The obesity-related gene FTO also plays a role in loss of brain tissue, according to a US study published in the Proceedings of the National Academy of Sciences last week.
As reported in BioNews, UK researchers three years ago found people carrying two copies of a common variant of FTO are on average three kilograms heavier than people who carry normal versions of the gene, and have a 70 per cent increased risk of obesity. At least one copy of the variant is carried by nearly half of all Western Europeans.
Since then, scientists worldwide have worked to discover how this gene functions. The new research comes from neurologist Professor Paul Thompson and his team at the University of California, Los Angeles. They generated three-dimensional maps of the brains of 206 healthy elderly people, who had had MRI scans as part of the Alzheimer's Disease Neuroimaging Initiative - a five-year study aimed at better understanding the factors that help aging brains resist disease.
The team found that people carrying the obesity-related variation of the FTO gene had brain volume deficits compared to people with the normal version of the gene. In fact, people with the variant had eight per cent lower brain volume in the frontal lobes, sometimes known as the 'command centre' of the brain, and 12 per cent lower volume in the occipital lobes - areas responsible for vision and perception.
The brain deficits were also present in subjects with higher body mass index (BMI) measurements, but the study showed that the differences were not attributable to cholesterol levels, high blood pressure or diabetes - factors which could otherwise cause damage to the brain.
Loss of brain tissue depletes a person's compensatory brain reserves, putting them at higher risk from Alzheimer's and other neurodegenerative disorders, as well as stroke.
Professor Thompson said: 'this is a shocking finding. Any loss of brain tissue puts you at greater risk for functional decline'. He continued that it is important that carriers of the gene variant should: 'exercise and eat healthily to resist both obesity and brain decline'. This is especially true since previous research found that the predisposition to obesity can be overcome by exercise and a low-fat diet.
'The present finding has important implications for obesity research and for combating the progression of neurodegeneration' said Professor Thompson. 'The gene discovery will help to develop and fine tune the anti-dementia drugs being developed to combat brain ageing'.
A spokesperson from the Alzheimer's Society said: 'We've known for some time that there's a link between obesity in mid life and the development of Alzheimer's disease. However, this study suggests that healthy people who carry a specific DNA sequence associated with obesity could be at a greater risk of developing dementia.

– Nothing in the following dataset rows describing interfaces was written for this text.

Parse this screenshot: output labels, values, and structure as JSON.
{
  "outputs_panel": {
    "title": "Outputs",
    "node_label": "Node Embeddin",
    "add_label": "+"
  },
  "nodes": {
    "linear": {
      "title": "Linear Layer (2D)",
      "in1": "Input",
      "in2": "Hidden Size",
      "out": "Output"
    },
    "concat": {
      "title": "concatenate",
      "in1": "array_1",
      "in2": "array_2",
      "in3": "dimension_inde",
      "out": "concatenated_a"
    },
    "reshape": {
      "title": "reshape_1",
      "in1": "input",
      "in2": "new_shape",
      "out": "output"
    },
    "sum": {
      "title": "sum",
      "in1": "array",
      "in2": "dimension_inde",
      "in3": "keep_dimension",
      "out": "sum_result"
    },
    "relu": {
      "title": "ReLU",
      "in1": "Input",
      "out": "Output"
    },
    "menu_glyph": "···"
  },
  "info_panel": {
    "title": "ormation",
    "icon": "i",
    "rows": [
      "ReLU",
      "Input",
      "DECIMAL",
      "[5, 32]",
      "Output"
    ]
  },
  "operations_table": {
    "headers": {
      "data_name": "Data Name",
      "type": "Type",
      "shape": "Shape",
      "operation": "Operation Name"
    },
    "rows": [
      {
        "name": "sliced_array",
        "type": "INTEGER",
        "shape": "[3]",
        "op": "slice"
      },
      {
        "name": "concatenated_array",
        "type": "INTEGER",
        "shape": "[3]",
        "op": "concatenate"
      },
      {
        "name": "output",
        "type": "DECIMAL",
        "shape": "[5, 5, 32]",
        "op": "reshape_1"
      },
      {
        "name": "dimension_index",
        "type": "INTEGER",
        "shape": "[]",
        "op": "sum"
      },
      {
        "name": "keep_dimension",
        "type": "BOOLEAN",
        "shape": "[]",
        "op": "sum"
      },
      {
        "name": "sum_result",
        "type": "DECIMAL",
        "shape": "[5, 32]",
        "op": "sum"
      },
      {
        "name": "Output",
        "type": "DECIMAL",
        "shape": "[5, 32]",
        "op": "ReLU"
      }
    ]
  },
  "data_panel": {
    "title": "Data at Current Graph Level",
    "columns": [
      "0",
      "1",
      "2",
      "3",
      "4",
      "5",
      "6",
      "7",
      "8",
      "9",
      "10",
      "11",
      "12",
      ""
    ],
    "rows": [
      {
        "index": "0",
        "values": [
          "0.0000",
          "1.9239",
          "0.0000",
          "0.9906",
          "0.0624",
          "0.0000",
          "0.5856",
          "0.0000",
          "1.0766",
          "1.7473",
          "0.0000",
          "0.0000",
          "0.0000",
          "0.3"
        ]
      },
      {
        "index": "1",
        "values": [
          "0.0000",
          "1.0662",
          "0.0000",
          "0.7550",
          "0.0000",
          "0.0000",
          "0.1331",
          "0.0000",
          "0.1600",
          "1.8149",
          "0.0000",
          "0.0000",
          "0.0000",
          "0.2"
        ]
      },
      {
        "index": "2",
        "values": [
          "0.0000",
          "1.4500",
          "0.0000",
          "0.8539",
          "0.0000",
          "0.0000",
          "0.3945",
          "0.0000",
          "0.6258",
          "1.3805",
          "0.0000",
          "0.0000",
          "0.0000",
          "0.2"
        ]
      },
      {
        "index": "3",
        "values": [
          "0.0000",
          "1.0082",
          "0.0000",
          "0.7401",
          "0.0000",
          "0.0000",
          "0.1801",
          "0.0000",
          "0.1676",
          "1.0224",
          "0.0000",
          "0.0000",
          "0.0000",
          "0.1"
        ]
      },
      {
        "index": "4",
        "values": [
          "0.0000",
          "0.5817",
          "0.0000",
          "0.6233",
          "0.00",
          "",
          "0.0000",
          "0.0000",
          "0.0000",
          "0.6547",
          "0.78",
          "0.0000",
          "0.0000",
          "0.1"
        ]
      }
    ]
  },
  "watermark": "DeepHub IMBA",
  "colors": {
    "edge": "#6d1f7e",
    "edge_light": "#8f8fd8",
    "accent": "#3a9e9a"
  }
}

This is a relatively small study but the findings support the need for more research. One million people will develop dementia in the next 10 years, but dementia research is desperately under-funded, however with the right investment, it can be defeated'.